AARP, a seniors' advocacy group whose political clout is respected and feared on Capitol Hill, is looking to wield similar influence in each of the 50 states.
Formerly known as the American Association of Retired Persons, AARP presently has lobbyists and volunteer staffers in nearly 20 states. However, about a year ago a decision was made to have a lobbying presence in every state by the end of 2001, along with Washington, D.C., Puerto Rico and the Virgin Islands, says Cheryl Matheis, director of AARP's state legislative activities.
"I think the world has become a great deal more sophisticated, and even state legislatures have become more sophisticated in the last decade," Matheis says. "The whole issue of state/federal interplay has become acute. It's not only that states are laboratories for public policy, but states are concerned that if they don't act on something, the federal government is likely to."AARP's increased emphasis on impacting state legislation should have no affect on its federal advocacy efforts, Matheis told Stateline.org
Her organization presently has lobbying offices in California, Texas, Florida, Illinois, Michigan, Ohio, Pennsylvania, Massachusetts, Virginia, Georgia, New Mexico, Colorado, Hawaii, Oregon, Washington, South Carolina and Tennessee.
A decade ago, AARP was a highly centralized organization that awaited marching orders from its Washington, D.C., headquarters before doing anything. "Even our staff who supported state efforts used to be based in headquarters," Matheis recalls. "Then, a decision was made to decentralize."
Established in 1958 and listing 34 million members on its rolls, AARP already has long had volunteer workers in every state. Some of them now work side-by-side with paid, full-time lobbyists, or `advocacy staff,' as they're known in AARPspeak.
The result of this heightened, state-based focus?
"Thus far, it's given us incredible benefits," Matheis boasts. "In states where we have offices, we have racked up tremendous legislative accomplishments through the combined efforts of our volunteers and staff."AARP doesn't have a lobbying office in Vermont, which is served by a regional office located in Boston. Even so, AARP's efforts to mold legislative opinion in Vermont's capital, Montpelier, are readily seen, says Will Fleming with the Central Vermont Council on Aging.
"They (AARP) seem to be involved in the decision-making process up there," Fleming says. "They just recently started a campaign called Sign the Pledge -- they're giving out cards and having people fill them out to explain their stories regarding out-of-pocket costs for prescription drugs."
Janet Trautwein, director of state governmental affairs for the National Association of Health Underwriters, has also observed AARP become more of a statehouse presence.
"They're definitely in state capitals," Trautwein says. "They're more visible because their issues are more in the political forefront right now." She notes that AARP has been influential when it comes to long-term care, Medigap and Medicare legislation."
"I wouldn't say they have the same level of influence that they have in Washington," Trautwein cautions.
AARP is not without its critics, some of whom charge that the organization's focus is determined more by business interests than by grass-roots membership.
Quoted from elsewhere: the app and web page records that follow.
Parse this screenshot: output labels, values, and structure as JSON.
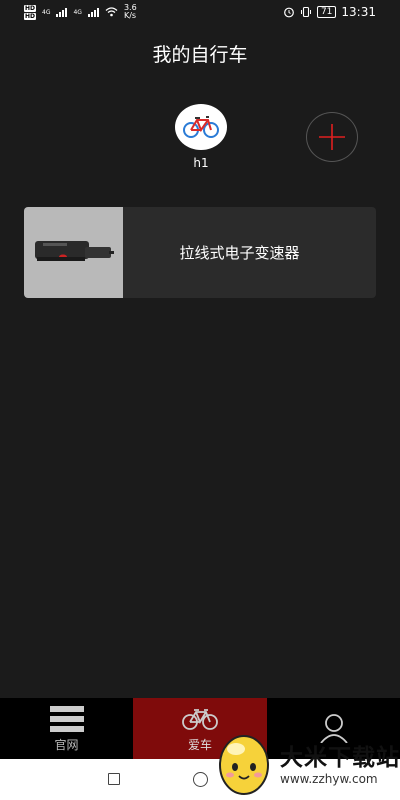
{
  "status_bar": {
    "hd1": "HD",
    "hd2": "HD",
    "net1": "4G",
    "net2": "4G",
    "speed_value": "3.6",
    "speed_unit": "K/s",
    "battery": "71",
    "time": "13:31"
  },
  "header": {
    "title": "我的自行车"
  },
  "bikes": [
    {
      "name": "h1",
      "icon": "bicycle-icon"
    }
  ],
  "add_button": {
    "icon": "plus-icon",
    "color": "#e02020"
  },
  "products": [
    {
      "label": "拉线式电子变速器",
      "icon": "derailleur-image"
    }
  ],
  "tabs": [
    {
      "label": "官网",
      "icon": "menu-icon",
      "active": false
    },
    {
      "label": "爱车",
      "icon": "bicycle-icon",
      "active": true
    },
    {
      "label": "",
      "icon": "user-icon",
      "active": false
    }
  ],
  "system_nav": {
    "recent": "square-icon",
    "home": "circle-icon"
  },
  "watermark": {
    "title": "大米下载站",
    "url": "www.zzhyw.com"
  },
  "colors": {
    "background": "#1b1b1b",
    "card": "#2b2b2b",
    "active_tab": "#7f0b0b",
    "accent": "#e02020"
  }
}
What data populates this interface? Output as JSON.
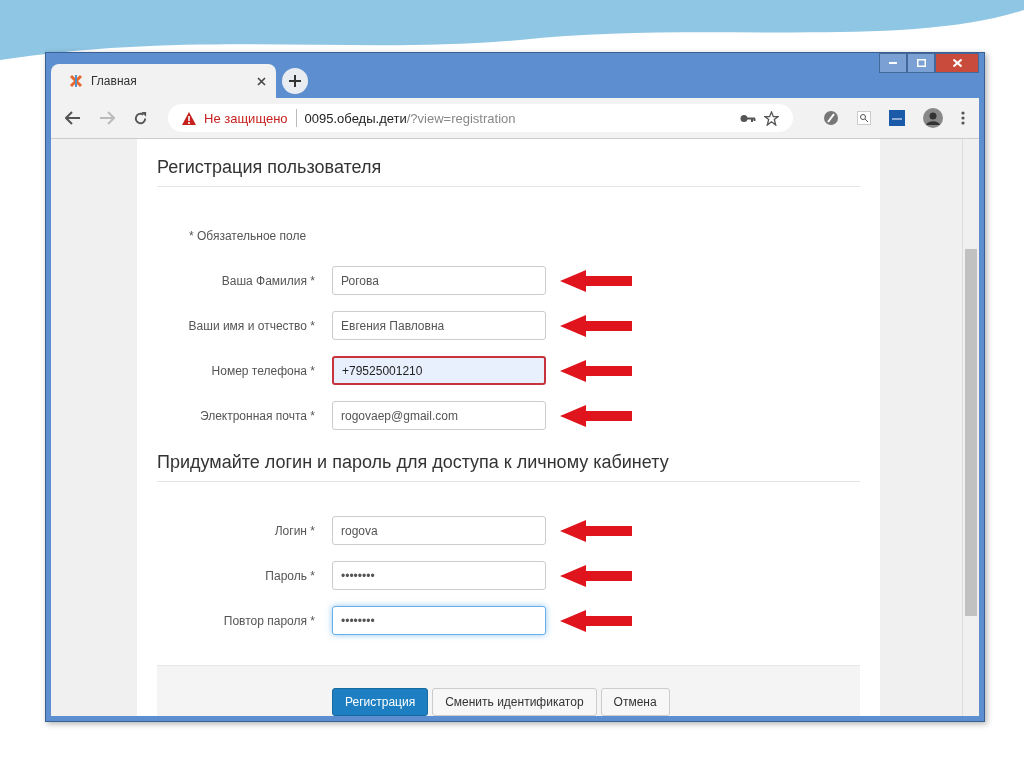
{
  "tabs": [
    {
      "title": "Главная",
      "selected": true
    }
  ],
  "address_bar": {
    "security": "Не защищено",
    "host": "0095.обеды.дети",
    "path": "/?view=registration"
  },
  "form": {
    "title": "Регистрация пользователя",
    "required_note": "* Обязательное поле",
    "sections": [
      {
        "fields": [
          {
            "label": "Ваша Фамилия *",
            "value": "Рогова",
            "invalid": false,
            "focused": false,
            "arrow": true
          },
          {
            "label": "Ваши имя и отчество *",
            "value": "Евгения Павловна",
            "invalid": false,
            "focused": false,
            "arrow": true
          },
          {
            "label": "Номер телефона *",
            "value": "+79525001210",
            "invalid": true,
            "focused": false,
            "arrow": true
          },
          {
            "label": "Электронная почта *",
            "value": "rogovaep@gmail.com",
            "invalid": false,
            "focused": false,
            "arrow": true
          }
        ]
      },
      {
        "title": "Придумайте логин и пароль для доступа к личному кабинету",
        "fields": [
          {
            "label": "Логин *",
            "value": "rogova",
            "invalid": false,
            "focused": false,
            "arrow": true
          },
          {
            "label": "Пароль *",
            "value": "••••••••",
            "invalid": false,
            "focused": false,
            "arrow": true
          },
          {
            "label": "Повтор пароля *",
            "value": "••••••••",
            "invalid": false,
            "focused": true,
            "arrow": true
          }
        ]
      }
    ]
  },
  "buttons": [
    {
      "label": "Регистрация",
      "kind": "primary"
    },
    {
      "label": "Сменить идентификатор",
      "kind": "default"
    },
    {
      "label": "Отмена",
      "kind": "default"
    }
  ]
}
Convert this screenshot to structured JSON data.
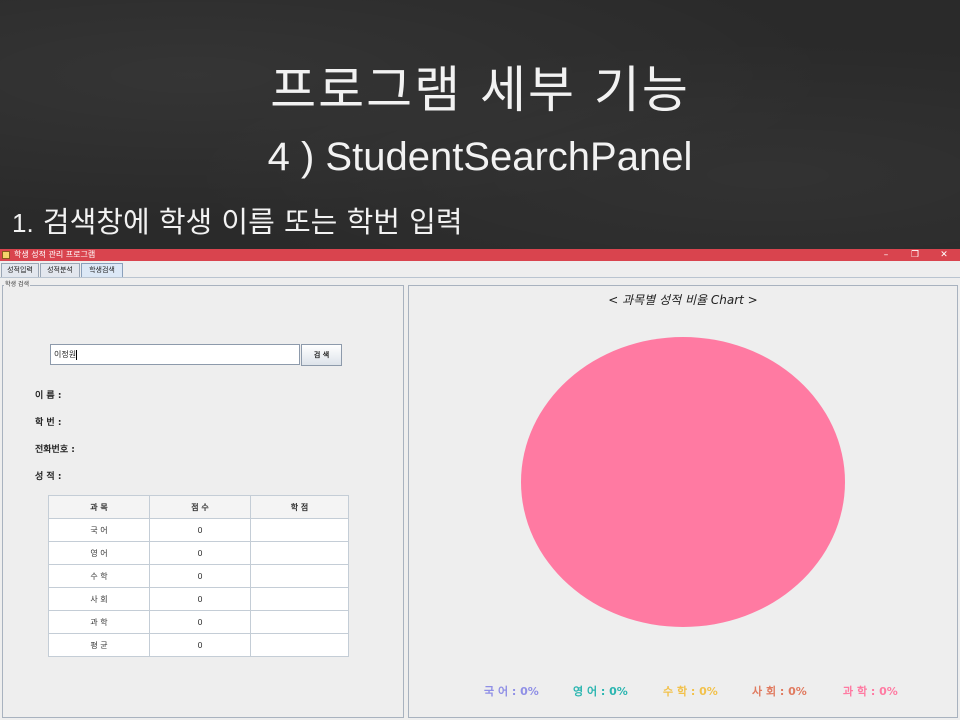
{
  "slide": {
    "title": "프로그램 세부 기능",
    "subtitle": "4 ) StudentSearchPanel",
    "bullet_num": "1.",
    "bullet_text": " 검색창에 학생 이름 또는 학번 입력"
  },
  "window": {
    "title": "학생 성적 관리 프로그램",
    "controls": {
      "minimize": "–",
      "maximize": "❐",
      "close": "✕"
    },
    "tabs": [
      {
        "label": "성적입력"
      },
      {
        "label": "성적분석"
      },
      {
        "label": "학생검색",
        "active": true
      }
    ]
  },
  "left_panel": {
    "group_label": "학생 검색",
    "search": {
      "value": "이정원",
      "button_label": "검 색"
    },
    "info_labels": [
      "이    름 :",
      "학    번 :",
      "전화번호 :",
      "성    적 :"
    ],
    "table": {
      "headers": [
        "과  목",
        "점 수",
        "학 점"
      ],
      "rows": [
        [
          "국 어",
          "0",
          ""
        ],
        [
          "영 어",
          "0",
          ""
        ],
        [
          "수 학",
          "0",
          ""
        ],
        [
          "사 회",
          "0",
          ""
        ],
        [
          "과 학",
          "0",
          ""
        ],
        [
          "평 균",
          "0",
          ""
        ]
      ]
    }
  },
  "right_panel": {
    "chart_title": "< 과목별 성적 비율 Chart >"
  },
  "chart_data": {
    "type": "pie",
    "title": "< 과목별 성적 비율 Chart >",
    "categories": [
      "국 어",
      "영 어",
      "수 학",
      "사 회",
      "과 학"
    ],
    "values": [
      0,
      0,
      0,
      0,
      0
    ],
    "legend_labels": [
      "국 어 : 0%",
      "영 어 : 0%",
      "수 학 : 0%",
      "사 회 : 0%",
      "과 학 : 0%"
    ],
    "colors": [
      "#8f8fe6",
      "#2ab5b0",
      "#f2c14a",
      "#e07a5f",
      "#ff7aa2"
    ],
    "pie_color_shown": "#ff7aa2",
    "legend_position": "bottom"
  },
  "colors": {
    "titlebar": "#d9444e",
    "window_bg": "#eeeeee"
  }
}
And even though AARP is nonpartisan, some say its approach seems too liberal to effectively represent all seniors.
Matheis prefers to concentrate on her organization's state-level strengths and successes.
"We have the ability of a big organization to pull together research and surveys -- things that persuade people to support legislation," she says.
"We were very instrumental this year in enacting a prescription drug program in New York which, once it goes into affect, will be the biggest low-income prescription drug initiative," Matheis adds. "Last year, we were effective in passing telemarketing fraud in 21 states. We've been very active in a number of states on affordable utilities issues, particularly Indiana, Michigan and Ohio."
Beyond those issues, AARP also seeks to affect state legislation affecting nursing home care, predatory lending, private insurance products, age discrimination and the privacy of health and financial data, Matheis.
The increased emphasis on state politics coincides with a move by AARP to redefine its image at a time when many Baby Boomers are reaching 50. In addition to scrapping its American Association of Retired Persons moniker, the organization has begun to feature younger looking individuals on the covers of its publications.